1. Veins are essential components of the circulatory system.
• It came from the Latin word “vena”.
• The circulatory system is composed of the Heart, blood and blood vessels.
• It is categorized into four main type; pulmonary, systemic superficial and deep veins.
• Veins, together with arteries and capillaries transport blood by a complex network through various parts of the body to the heart.
2. Veins are flaccid blood vessels.
• Unlike arteries whose walls are composed of smooth muscle cells with extracellular collagen venous walls are less elastic than arterial wall.
• This explains why veins are predisposed and more prone in inflammation, swelling and even tumor growth.
3. Veins are the port for blood transfusion.
• Blood products are introduced slowly into the veins during transfusion for the restoration of blood volume.
• Veins hold approximately about two thirds of the circulating blood.
• It size can range from one millimeter to 1.5 centimeters in diameter.

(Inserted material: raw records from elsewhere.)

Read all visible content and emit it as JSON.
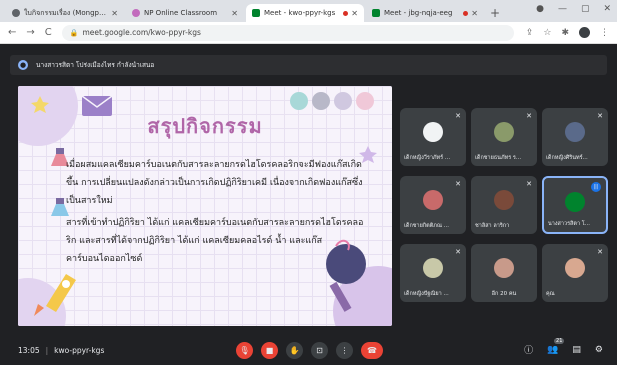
{
  "browser": {
    "tabs": [
      {
        "label": "ใบกิจกรรมเรื่อง (Mongpai School)",
        "favicon_color": "#5f6368",
        "active": false
      },
      {
        "label": "NP Online Classroom",
        "favicon_color": "#c26bbd",
        "active": false
      },
      {
        "label": "Meet - kwo-ppyr-kgs",
        "favicon_color": "#00832d",
        "active": true
      },
      {
        "label": "Meet - jbg-nqja-eeg",
        "favicon_color": "#00832d",
        "active": false
      }
    ],
    "new_tab": "+",
    "url": "meet.google.com/kwo-ppyr-kgs"
  },
  "notice": {
    "text": "นางสาวรสิตา โปร่งเมืองไทร กำลังนำเสนอ"
  },
  "slide": {
    "title": "สรุปกิจกรรม",
    "paragraphs": [
      "เมื่อผสมแคลเซียมคาร์บอเนตกับสารละลายกรดไฮโดรคลอริกจะมีฟองแก๊สเกิดขึ้น การเปลี่ยนแปลงดังกล่าวเป็นการเกิดปฏิกิริยาเคมี เนื่องจากเกิดฟองแก๊สซึ่งเป็นสารใหม่",
      "สารที่เข้าทำปฏิกิริยา ได้แก่ แคลเซียมคาร์บอเนตกับสารละลายกรดไฮโดรคลอริก และสารที่ได้จากปฏิกิริยา ได้แก่ แคลเซียมคลอไรด์ น้ำ และแก๊สคาร์บอนไดออกไซด์"
    ],
    "dot_colors": [
      "#a8d8d8",
      "#b8b8c8",
      "#d0c8e0",
      "#f0c8d8"
    ]
  },
  "participants": [
    {
      "name": "เด็กหญิงวีราภัทร์ ...",
      "avatar_color": "#f1f3f4"
    },
    {
      "name": "เด็กชายธนภัทร ร...",
      "avatar_color": "#8a9a6a"
    },
    {
      "name": "เด็กหญิงศิรินทร์...",
      "avatar_color": "#5a6a8a"
    },
    {
      "name": "เด็กชายกิตติภณ ...",
      "avatar_color": "#c86a6a"
    },
    {
      "name": "ชาลิสา ลาริกา",
      "avatar_color": "#7a4a3a"
    },
    {
      "name": "นางสาวรสิตา โ...",
      "avatar_color": "#00832d"
    },
    {
      "name": "เด็กหญิงปัฐณิยา ...",
      "avatar_color": "#c8c8a8"
    },
    {
      "name": "อีก 20 คน",
      "avatar_color": "#c89a8a"
    },
    {
      "name": "คุณ",
      "avatar_color": "#d8a890"
    }
  ],
  "meeting": {
    "time": "13:05",
    "code": "kwo-ppyr-kgs",
    "participant_count": "21"
  },
  "colors": {
    "accent": "#8ab4f8",
    "danger": "#ea4335",
    "title": "#b066a8"
  }
}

4. Veins have one-way valves.
• This venous structure allows blood to flow in one direction and to keep the blood moving throughout the circulation and preventing reverse or back flow of blood.
5. Veins are used for drawing blood for laboratory test.
• Lumen of veins have three concentric layers:
o Tunica intima is a single layer of endothelial cells which is the thinnest layer of the vein.
o Tunica media is a layer of smooth muscles which provide structural support and give the elastic property of the vein.
o Tunica adventitia is the strong outermost coat of a vein which is the layer of connective tissues and autonomic nerves.
• Its thinner walls and larger diameters make it favorable for taking blood samples for analysis.
• Venous blood pressure is lower hence blood seeping is less likely to occur during venipuncture.
• Donated blood is also drawn from veins.
6. Veins carry deoxygenated blood.
• Two exceptions are pulmonary veins and umbilical veins.
• There are two main large veins that serve as pathway of blood coming from lower and upper part of the body, the inferior and superior vena cava respectively.
• It is an artery which carries oxygenated blood.
7. Blood in the veins are dark red in color.
• It was never blue in color as what you see superficially visible underneath your skin.
• It appears to be bluish due to absorption of low frequency light by the subcutaneous fats wherein blue wavelength penetrates the skin thus reflected as blue and perceived by the viewer.
• Venous blood has a higher concentration of urea and waste product of cellular metabolism
• On the other hand, arterial blood is bright red in color as the blood is highly oxygenated and rich in hemoglobin.
8. Veins may swell as a result of venous valve dysfunction.
• Veins may get enlarged as a result of too much extra pressure and valves not working properly allowing the blood to back up into the vein.
• These are called varicose veins which are usually seen under the skin commonly in the legs.
9. Veins may collapse from reduced blood flow.
• There are quite a few circulation disorders affecting blood vessels including veins.
• These disorders are secondary to disruptions of blood flow as a result of narrowing vessels, malformations or collapse.
• High risks factors for venous varicosities are obesity, pregnancy and aging.
10. Wondering why body builders have bulging veins all over their bodies?
• A muscleman (or musclewoman) has their veins proudly standing out.
• This is due to a leaner body physique which means less fats covers their subcutaneous veins, thus, veins are pushed out by harder muscles closer to the skin.